HONG KONG— A Hong Kong tycoon was expelled from China’s top government advisory body on Wednesday after he voiced doubts about the city’s Beijing-backed leader, who is struggling to end month-long democracy protests.
James Tien said he accepted the Chinese People’s Political Consultative Conference decision to expel him for telling a local radio station less than a week ago that Hong Kong’s unpopular leader, Leung Chun-ying, should consider resigning because he’s done a poor job of running the city.
Tien told reporters he would also resign from his position as leader of Hong Kong’s pro-Beijing Liberal Party.
His criticism of Leung was unusual for a member of the city’s wealthy tycoon class, who generally fall in line with Beijing when it comes to policies on the semiautonomous southern Chinese city.
Tien’s expulsion from the advisory body is a sign that Leung still has Beijing’s full support even as his approval rating in Hong Kong plumbs new lows. Leung hasn’t been able to deal effectively with student-led protesters who have been occupying thoroughfares in three areas of Hong Kong for more than a month to demand democratic reforms.
CPPCC members voted to expel Tien not because he criticized Leung but because he aired those sentiments in public, contradicting a resolution passed by the body in March expressing support for the city’s leader, according to a Hong Kong delegate.
“If you voice opposition, it shouldn’t be made public because making it public is tantamount to not supporting” Hong Kong’s leader, Chan Wing-kee, a member of the body’s Standing Committee, told reporters in Beijing ahead of the meeting.

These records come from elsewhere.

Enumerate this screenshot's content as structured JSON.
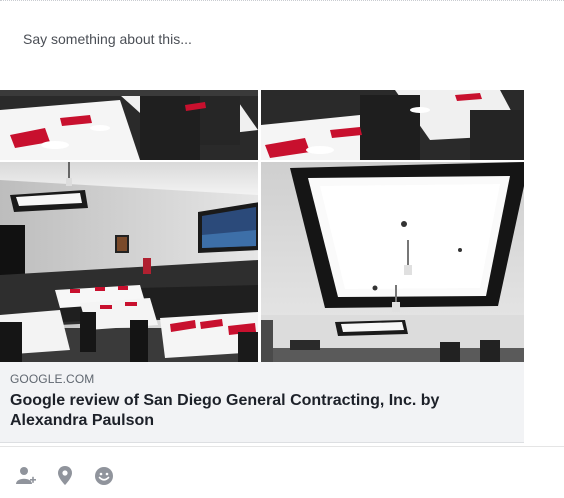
{
  "composer": {
    "placeholder": "Say something about this..."
  },
  "link_preview": {
    "domain": "GOOGLE.COM",
    "title": "Google review of San Diego General Contracting, Inc. by Alexandra Paulson"
  },
  "actions": [
    {
      "icon": "tag-friends-icon"
    },
    {
      "icon": "location-pin-icon"
    },
    {
      "icon": "feeling-smiley-icon"
    }
  ],
  "colors": {
    "card_bg": "#f2f3f5",
    "domain_text": "#606770",
    "title_text": "#1d2129",
    "icon_gray": "#90949c",
    "accent_red": "#c8102e"
  }
}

The advisory body doesn’t have any formal power in China’s authoritarian political system. Membership is a sign of Beijing’s favor and an opportunity for high-level networking.
Tien, a veteran Hong Kong lawmaker, said that he had forgotten about his position as a member of the Chinese advisory body when he publicly criticized Leung.
“This is something I did incorrectly,” he said, before repeating his view that Hong Kong has experienced big governance problems recently and a successor to Leung would have more success negotiating with pro-democracy lawmakers and protesters on the street.
It’s not the first time Tien has gone against Beijing’s wishes. In 2003 he withheld support for anti-subversion legislation proposed by the Hong Kong’s government that was eventually shelved. The law was aimed at limiting political activity unfavorable to China.
Hong Kong’s pro-democracy protest movement has called for Leung to resign but he has repeatedly rejected their demands.
Beijing has promised that residents of the semiautonomous southern Chinese financial center can directly elect their leader starting in 2017 but that a committee would be needed to screen candidates, angering many who call it fake democracy.